It thought that the best course of action was to put cartoon Black and Brown protagonists on the covers of some literary classics written by white authors, such as “The Secret Garden,” “Alice's Adventures in Wonderland,” “Romeo and Juliet,” “Moby-Dick,” “Frankenstein” and many more.
The idea was scrapped after the prominent book chain faced a lot of backlash online and heavy criticism from the general public and prominent figures in the literary community. One of the main voices of criticism was author L.L. McKinney, who dubbed the initiative as “another version of literary blackface” on Twitter.
In an interview with National Public Radio, McKinney states that “it's still a story by a white author, featuring a white character, told via the white gaze. And none of this has changed within the contents of the story itself.”
It has decided to suspend the “Diverse Editions” initiative and claimed that “the covers are not a substitute for Black voices or writers of color, whose work and voices deserve to be heard,” according to Barnes and Noble in a press release on Feb. 5, 2020.
The company also claimed the use of artificial intelligence was used to find classic books that the protagonist’s race or ethnicity had not to be stated, but a lot of the books it had selected, like “Peter Pan” and “The Secret Garden,” are blatantly racist.
While many of the other books are noted as having racist themes and undertones, the statement made by Barnes and Noble makes zero sense because the whole plot of “The Secret Garden” was centered around a white girl in a foreign land.
It’s evident that Barnes and Noble didn’t have anyone put an ounce of thought into whether this was a good idea, and like a lot of people on social media are feeling like this seems like a desperate display of money grabbing. There are more effective, proactive and non-problematic ways to celebrate Black history.
For one, instead of including a list of classics written by white authors, why not have classics written by Black authors, such as Toni Morrison, Langston Hughes, Rita Dove, Nella Larsen and James Baldwin, and have their covers remastered instead?
Those were authors whose books focused primarily on the Black gaze and telling Black stories from Black points of view — which are stories that should be exemplified during Black History Month, instead of stories by white authors. White authors offer no literary contribution to the Black plight and struggle in this country and abroad.
Secondly, there should be a greater focus on up-and-coming Black writers not only in America, but also internationally as well. Explore their different works and display the new breakthroughs they are making in the world of literature. There should also be a strong focus on modern books that not only showcase new voices, but also represent new groups of people.
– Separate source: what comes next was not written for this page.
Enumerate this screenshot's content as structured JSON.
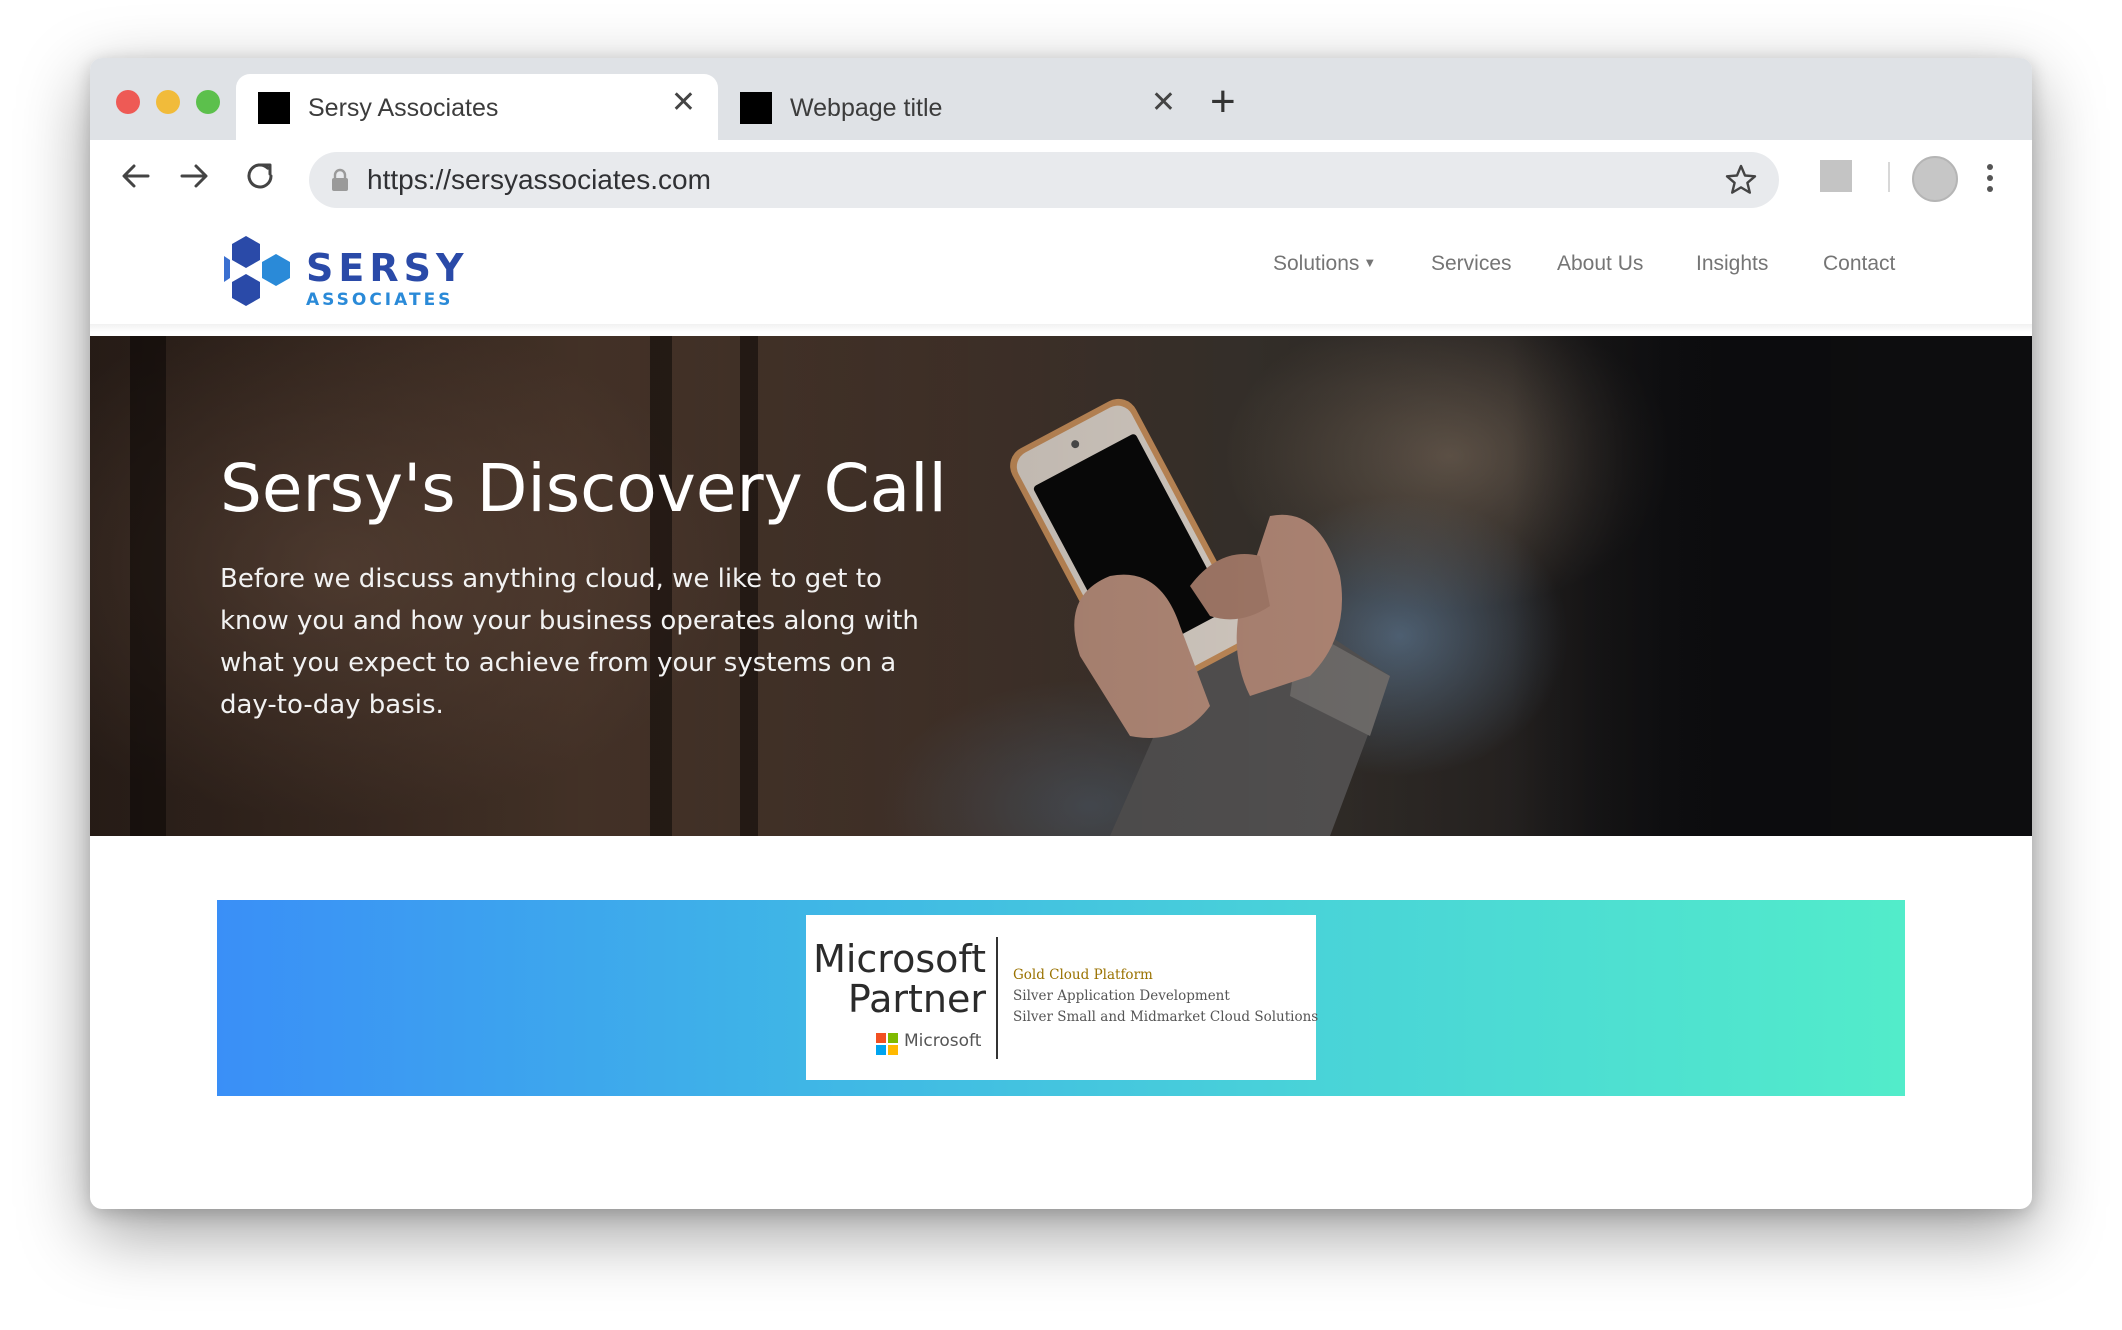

Representation in literature is a big deal — and representation at all from anywhere is huge. It’s important for people to see people that look like them doing amazing things, and for people to be inspired to try and accomplish those things too.
Morrison’s “The Bluest Eye” was the first book I have ever read in school that had a Black protagonist, and a female one at that. It was interesting to imagine a character looking like you or someone you know — and it wasn’t something I had been able to experience before.
The literary and publishing world just hasn’t been able to handle diversity and race in an effective way. The novel “American Dirt” by Jeanine Cummins was criticized for inaccurately showcasing Mexican culture and portraying Mexican immigrants negatively. Many industry leaders also just don’t know how to talk about race and how to push out diversity in a way that makes sense.
The only way to fix that is for the people of color they want to so badly represent to actually have a platform to talk about their issues, and for them to reach the people that are affected most.